ago, he was perhaps the most influential figure in Ãlvaro Uribeâ€™s government.
In 2002, when the newly elected president was picking his cabinet, he created
a hugely powerful post by fusing the ministries of interior and justice â€“ and
then surprised most by picking LondoÃ±o to fill it. The outspoken minister lasted
only fifteen months, consumed by href="http://www.portafolio.com.co/porta_dono_online/10anios/ARTICULO-WEB-NOTA_INTERIOR_PORTA-1246171.html"
target="_blank">scandals about shady investment deals and embarrassing misstatements
(such as suggesting that Uribe, if denied a chance to run for re-election, would
resign, call new elections, and run again).
No space will be wasted here responding to the â€œargumentsâ€ in LondoÃ±oâ€™s column;
CIP has written much elsewhere about the href="041207cip.htm">paramilitary dialogues, the href="http://www.ciponline.org/colombia/blog/archives/000005.htm">M-19 process,
and the important role of NGOs.
If Fernando LondoÃ±o ever reads this, though (say, if he Googles himself), Iâ€™d
like to say to him: Mr. LondoÃ±o, youâ€™re doing your former boss a grave disservice
with this overheated, irresponsible prose.
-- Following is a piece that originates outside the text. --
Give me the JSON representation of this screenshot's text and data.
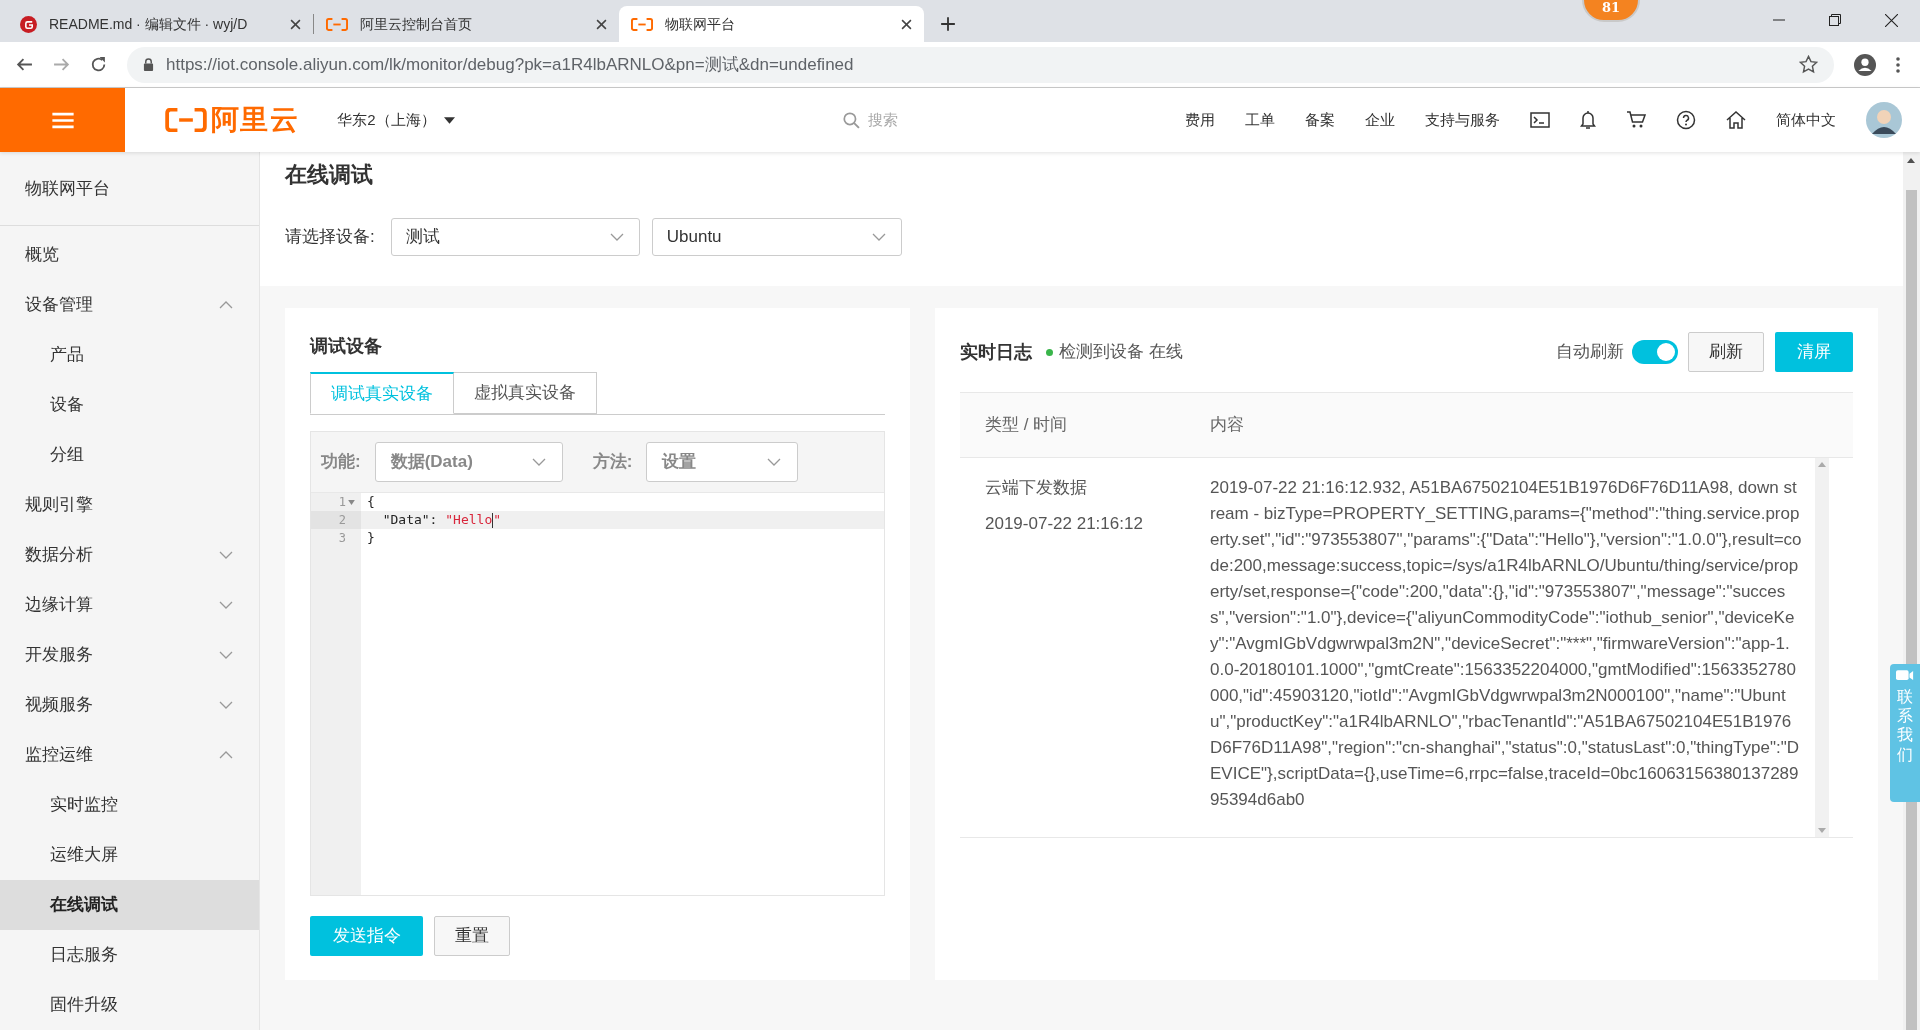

And to President Uribe, who hired LondoÃ±o in the first place: You will be known
by the company you keep.